* REQUIRED ACTION
Would you retype all of these records exactly?

= = = = =

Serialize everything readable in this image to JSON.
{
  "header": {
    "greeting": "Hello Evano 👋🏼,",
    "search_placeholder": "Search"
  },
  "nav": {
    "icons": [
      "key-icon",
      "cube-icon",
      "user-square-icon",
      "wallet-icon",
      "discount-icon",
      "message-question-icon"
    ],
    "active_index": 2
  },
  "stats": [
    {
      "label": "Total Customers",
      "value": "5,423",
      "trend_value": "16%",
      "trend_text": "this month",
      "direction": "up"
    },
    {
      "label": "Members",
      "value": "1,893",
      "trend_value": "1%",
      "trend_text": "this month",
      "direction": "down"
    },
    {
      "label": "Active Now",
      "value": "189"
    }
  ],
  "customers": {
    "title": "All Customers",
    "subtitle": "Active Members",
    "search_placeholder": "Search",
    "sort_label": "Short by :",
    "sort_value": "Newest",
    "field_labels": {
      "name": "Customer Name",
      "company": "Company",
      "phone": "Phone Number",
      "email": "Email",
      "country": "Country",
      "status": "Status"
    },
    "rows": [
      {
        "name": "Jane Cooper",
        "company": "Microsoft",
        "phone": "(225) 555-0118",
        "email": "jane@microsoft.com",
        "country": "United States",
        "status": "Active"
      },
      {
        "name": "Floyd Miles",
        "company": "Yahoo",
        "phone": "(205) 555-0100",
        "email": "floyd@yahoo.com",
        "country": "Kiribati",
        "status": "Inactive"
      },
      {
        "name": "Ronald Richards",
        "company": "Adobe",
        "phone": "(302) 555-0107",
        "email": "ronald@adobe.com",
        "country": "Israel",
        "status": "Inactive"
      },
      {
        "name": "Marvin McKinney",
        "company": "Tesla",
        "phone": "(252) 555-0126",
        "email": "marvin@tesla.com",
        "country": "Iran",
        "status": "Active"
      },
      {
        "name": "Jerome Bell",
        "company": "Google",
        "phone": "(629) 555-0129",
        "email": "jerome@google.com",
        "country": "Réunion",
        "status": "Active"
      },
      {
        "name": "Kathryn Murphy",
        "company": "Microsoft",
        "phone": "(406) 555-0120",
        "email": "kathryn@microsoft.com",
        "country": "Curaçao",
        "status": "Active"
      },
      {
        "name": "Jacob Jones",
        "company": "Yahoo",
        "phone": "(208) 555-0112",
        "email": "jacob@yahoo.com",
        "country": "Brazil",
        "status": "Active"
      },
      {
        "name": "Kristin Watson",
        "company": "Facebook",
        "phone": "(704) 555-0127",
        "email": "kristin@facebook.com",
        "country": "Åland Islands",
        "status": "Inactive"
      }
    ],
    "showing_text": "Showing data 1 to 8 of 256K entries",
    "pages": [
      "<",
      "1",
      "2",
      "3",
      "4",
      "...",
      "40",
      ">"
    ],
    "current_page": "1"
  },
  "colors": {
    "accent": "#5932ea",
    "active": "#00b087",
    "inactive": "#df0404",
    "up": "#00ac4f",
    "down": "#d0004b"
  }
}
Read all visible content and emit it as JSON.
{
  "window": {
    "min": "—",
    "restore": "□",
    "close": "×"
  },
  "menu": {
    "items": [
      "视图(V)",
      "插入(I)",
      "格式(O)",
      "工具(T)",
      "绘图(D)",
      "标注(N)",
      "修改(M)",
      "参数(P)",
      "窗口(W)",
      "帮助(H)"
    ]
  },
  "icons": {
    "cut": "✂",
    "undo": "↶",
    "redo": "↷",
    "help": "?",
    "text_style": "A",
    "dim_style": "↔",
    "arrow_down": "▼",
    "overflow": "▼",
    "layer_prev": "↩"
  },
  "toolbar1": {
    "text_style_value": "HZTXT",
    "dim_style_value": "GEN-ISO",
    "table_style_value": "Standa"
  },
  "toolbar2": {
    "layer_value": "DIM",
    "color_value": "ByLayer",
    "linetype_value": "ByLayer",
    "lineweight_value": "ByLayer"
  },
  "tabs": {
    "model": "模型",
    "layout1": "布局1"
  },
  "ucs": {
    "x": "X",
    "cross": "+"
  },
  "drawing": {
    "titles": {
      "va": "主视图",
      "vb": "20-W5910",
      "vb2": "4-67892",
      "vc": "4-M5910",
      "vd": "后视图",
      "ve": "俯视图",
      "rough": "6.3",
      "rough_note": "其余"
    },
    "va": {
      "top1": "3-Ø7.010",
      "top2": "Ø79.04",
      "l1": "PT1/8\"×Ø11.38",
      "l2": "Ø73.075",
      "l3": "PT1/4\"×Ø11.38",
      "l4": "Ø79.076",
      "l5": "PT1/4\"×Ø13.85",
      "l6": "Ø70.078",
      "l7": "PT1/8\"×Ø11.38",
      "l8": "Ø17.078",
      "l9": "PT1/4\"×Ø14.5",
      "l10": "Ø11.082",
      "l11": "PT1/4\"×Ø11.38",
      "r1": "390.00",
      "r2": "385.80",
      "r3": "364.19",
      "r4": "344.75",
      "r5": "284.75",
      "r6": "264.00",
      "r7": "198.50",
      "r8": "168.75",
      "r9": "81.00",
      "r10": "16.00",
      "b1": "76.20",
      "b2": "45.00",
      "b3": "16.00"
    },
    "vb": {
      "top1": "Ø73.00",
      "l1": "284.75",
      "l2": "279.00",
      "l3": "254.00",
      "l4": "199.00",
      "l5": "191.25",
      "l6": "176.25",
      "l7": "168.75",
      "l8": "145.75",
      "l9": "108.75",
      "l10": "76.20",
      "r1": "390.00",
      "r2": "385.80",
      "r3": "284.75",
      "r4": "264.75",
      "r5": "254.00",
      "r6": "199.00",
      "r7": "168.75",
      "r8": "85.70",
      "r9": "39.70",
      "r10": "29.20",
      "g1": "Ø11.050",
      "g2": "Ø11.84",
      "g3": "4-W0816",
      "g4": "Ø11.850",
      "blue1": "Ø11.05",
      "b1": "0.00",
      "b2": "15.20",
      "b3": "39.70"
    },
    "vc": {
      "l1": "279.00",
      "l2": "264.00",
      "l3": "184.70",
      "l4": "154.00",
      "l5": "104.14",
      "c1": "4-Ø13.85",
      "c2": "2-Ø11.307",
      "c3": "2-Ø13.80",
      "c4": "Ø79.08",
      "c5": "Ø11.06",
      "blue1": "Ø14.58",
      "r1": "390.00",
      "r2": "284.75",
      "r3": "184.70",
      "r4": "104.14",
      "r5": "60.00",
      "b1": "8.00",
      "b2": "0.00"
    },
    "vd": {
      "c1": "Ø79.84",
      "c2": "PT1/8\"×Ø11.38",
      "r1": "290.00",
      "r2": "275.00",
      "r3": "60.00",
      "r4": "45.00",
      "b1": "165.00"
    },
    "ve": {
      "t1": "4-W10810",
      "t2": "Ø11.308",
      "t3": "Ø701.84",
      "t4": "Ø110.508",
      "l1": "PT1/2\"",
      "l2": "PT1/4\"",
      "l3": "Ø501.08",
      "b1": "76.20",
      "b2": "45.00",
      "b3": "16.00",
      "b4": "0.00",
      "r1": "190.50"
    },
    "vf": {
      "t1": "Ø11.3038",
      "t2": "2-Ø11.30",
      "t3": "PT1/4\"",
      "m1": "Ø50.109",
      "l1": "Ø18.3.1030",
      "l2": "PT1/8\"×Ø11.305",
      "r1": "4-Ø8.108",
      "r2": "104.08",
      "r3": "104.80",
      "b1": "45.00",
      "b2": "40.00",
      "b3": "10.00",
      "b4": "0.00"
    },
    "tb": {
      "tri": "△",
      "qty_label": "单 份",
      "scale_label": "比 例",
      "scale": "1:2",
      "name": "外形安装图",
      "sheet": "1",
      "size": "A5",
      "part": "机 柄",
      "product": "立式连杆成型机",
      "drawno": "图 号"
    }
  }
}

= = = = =

* RESPONSE BELOW
Serialize everything readable in this image to JSON.
{
  "header": {
    "greeting": "Hello Evano 👋🏼,",
    "search_placeholder": "Search"
  },
  "nav": {
    "icons": [
      "key-icon",
      "cube-icon",
      "user-square-icon",
      "wallet-icon",
      "discount-icon",
      "message-question-icon"
    ],
    "active_index": 2
  },
  "stats": [
    {
      "label": "Total Customers",
      "value": "5,423",
      "trend_value": "16%",
      "trend_text": "this month",
      "direction": "up"
    },
    {
      "label": "Members",
      "value": "1,893",
      "trend_value": "1%",
      "trend_text": "this month",
      "direction": "down"
    },
    {
      "label": "Active Now",
      "value": "189"
    }
  ],
  "customers": {
    "title": "All Customers",
    "subtitle": "Active Members",
    "search_placeholder": "Search",
    "sort_label": "Short by :",
    "sort_value": "Newest",
    "field_labels": {
      "name": "Customer Name",
      "company": "Company",
      "phone": "Phone Number",
      "email": "Email",
      "country": "Country",
      "status": "Status"
    },
    "rows": [
      {
        "name": "Jane Cooper",
        "company": "Microsoft",
        "phone": "(225) 555-0118",
        "email": "jane@microsoft.com",
        "country": "United States",
        "status": "Active"
      },
      {
        "name": "Floyd Miles",
        "company": "Yahoo",
        "phone": "(205) 555-0100",
        "email": "floyd@yahoo.com",
        "country": "Kiribati",
        "status": "Inactive"
      },
      {
        "name": "Ronald Richards",
        "company": "Adobe",
        "phone": "(302) 555-0107",
        "email": "ronald@adobe.com",
        "country": "Israel",
        "status": "Inactive"
      },
      {
        "name": "Marvin McKinney",
        "company": "Tesla",
        "phone": "(252) 555-0126",
        "email": "marvin@tesla.com",
        "country": "Iran",
        "status": "Active"
      },
      {
        "name": "Jerome Bell",
        "company": "Google",
        "phone": "(629) 555-0129",
        "email": "jerome@google.com",
        "country": "Réunion",
        "status": "Active"
      },
      {
        "name": "Kathryn Murphy",
        "company": "Microsoft",
        "phone": "(406) 555-0120",
        "email": "kathryn@microsoft.com",
        "country": "Curaçao",
        "status": "Active"
      },
      {
        "name": "Jacob Jones",
        "company": "Yahoo",
        "phone": "(208) 555-0112",
        "email": "jacob@yahoo.com",
        "country": "Brazil",
        "status": "Active"
      },
      {
        "name": "Kristin Watson",
        "company": "Facebook",
        "phone": "(704) 555-0127",
        "email": "kristin@facebook.com",
        "country": "Åland Islands",
        "status": "Inactive"
      }
    ],
    "showing_text": "Showing data 1 to 8 of 256K entries",
    "pages": [
      "<",
      "1",
      "2",
      "3",
      "4",
      "...",
      "40",
      ">"
    ],
    "current_page": "1"
  },
  "colors": {
    "accent": "#5932ea",
    "active": "#00b087",
    "inactive": "#df0404",
    "up": "#00ac4f",
    "down": "#d0004b"
  }
}
Read all visible content and emit it as JSON.
{
  "window": {
    "min": "—",
    "restore": "□",
    "close": "×"
  },
  "menu": {
    "items": [
      "视图(V)",
      "插入(I)",
      "格式(O)",
      "工具(T)",
      "绘图(D)",
      "标注(N)",
      "修改(M)",
      "参数(P)",
      "窗口(W)",
      "帮助(H)"
    ]
  },
  "icons": {
    "cut": "✂",
    "undo": "↶",
    "redo": "↷",
    "help": "?",
    "text_style": "A",
    "dim_style": "↔",
    "arrow_down": "▼",
    "overflow": "▼",
    "layer_prev": "↩"
  },
  "toolbar1": {
    "text_style_value": "HZTXT",
    "dim_style_value": "GEN-ISO",
    "table_style_value": "Standa"
  },
  "toolbar2": {
    "layer_value": "DIM",
    "color_value": "ByLayer",
    "linetype_value": "ByLayer",
    "lineweight_value": "ByLayer"
  },
  "tabs": {
    "model": "模型",
    "layout1": "布局1"
  },
  "ucs": {
    "x": "X",
    "cross": "+"
  },
  "drawing": {
    "titles": {
      "va": "主视图",
      "vb": "20-W5910",
      "vb2": "4-67892",
      "vc": "4-M5910",
      "vd": "后视图",
      "ve": "俯视图",
      "rough": "6.3",
      "rough_note": "其余"
    },
    "va": {
      "top1": "3-Ø7.010",
      "top2": "Ø79.04",
      "l1": "PT1/8\"×Ø11.38",
      "l2": "Ø73.075",
      "l3": "PT1/4\"×Ø11.38",
      "l4": "Ø79.076",
      "l5": "PT1/4\"×Ø13.85",
      "l6": "Ø70.078",
      "l7": "PT1/8\"×Ø11.38",
      "l8": "Ø17.078",
      "l9": "PT1/4\"×Ø14.5",
      "l10": "Ø11.082",
      "l11": "PT1/4\"×Ø11.38",
      "r1": "390.00",
      "r2": "385.80",
      "r3": "364.19",
      "r4": "344.75",
      "r5": "284.75",
      "r6": "264.00",
      "r7": "198.50",
      "r8": "168.75",
      "r9": "81.00",
      "r10": "16.00",
      "b1": "76.20",
      "b2": "45.00",
      "b3": "16.00"
    },
    "vb": {
      "top1": "Ø73.00",
      "l1": "284.75",
      "l2": "279.00",
      "l3": "254.00",
      "l4": "199.00",
      "l5": "191.25",
      "l6": "176.25",
      "l7": "168.75",
      "l8": "145.75",
      "l9": "108.75",
      "l10": "76.20",
      "r1": "390.00",
      "r2": "385.80",
      "r3": "284.75",
      "r4": "264.75",
      "r5": "254.00",
      "r6": "199.00",
      "r7": "168.75",
      "r8": "85.70",
      "r9": "39.70",
      "r10": "29.20",
      "g1": "Ø11.050",
      "g2": "Ø11.84",
      "g3": "4-W0816",
      "g4": "Ø11.850",
      "blue1": "Ø11.05",
      "b1": "0.00",
      "b2": "15.20",
      "b3": "39.70"
    },
    "vc": {
      "l1": "279.00",
      "l2": "264.00",
      "l3": "184.70",
      "l4": "154.00",
      "l5": "104.14",
      "c1": "4-Ø13.85",
      "c2": "2-Ø11.307",
      "c3": "2-Ø13.80",
      "c4": "Ø79.08",
      "c5": "Ø11.06",
      "blue1": "Ø14.58",
      "r1": "390.00",
      "r2": "284.75",
      "r3": "184.70",
      "r4": "104.14",
      "r5": "60.00",
      "b1": "8.00",
      "b2": "0.00"
    },
    "vd": {
      "c1": "Ø79.84",
      "c2": "PT1/8\"×Ø11.38",
      "r1": "290.00",
      "r2": "275.00",
      "r3": "60.00",
      "r4": "45.00",
      "b1": "165.00"
    },
    "ve": {
      "t1": "4-W10810",
      "t2": "Ø11.308",
      "t3": "Ø701.84",
      "t4": "Ø110.508",
      "l1": "PT1/2\"",
      "l2": "PT1/4\"",
      "l3": "Ø501.08",
      "b1": "76.20",
      "b2": "45.00",
      "b3": "16.00",
      "b4": "0.00",
      "r1": "190.50"
    },
    "vf": {
      "t1": "Ø11.3038",
      "t2": "2-Ø11.30",
      "t3": "PT1/4\"",
      "m1": "Ø50.109",
      "l1": "Ø18.3.1030",
      "l2": "PT1/8\"×Ø11.305",
      "r1": "4-Ø8.108",
      "r2": "104.08",
      "r3": "104.80",
      "b1": "45.00",
      "b2": "40.00",
      "b3": "10.00",
      "b4": "0.00"
    },
    "tb": {
      "tri": "△",
      "qty_label": "单 份",
      "scale_label": "比 例",
      "scale": "1:2",
      "name": "外形安装图",
      "sheet": "1",
      "size": "A5",
      "part": "机 柄",
      "product": "立式连杆成型机",
      "drawno": "图 号"
    }
  }
}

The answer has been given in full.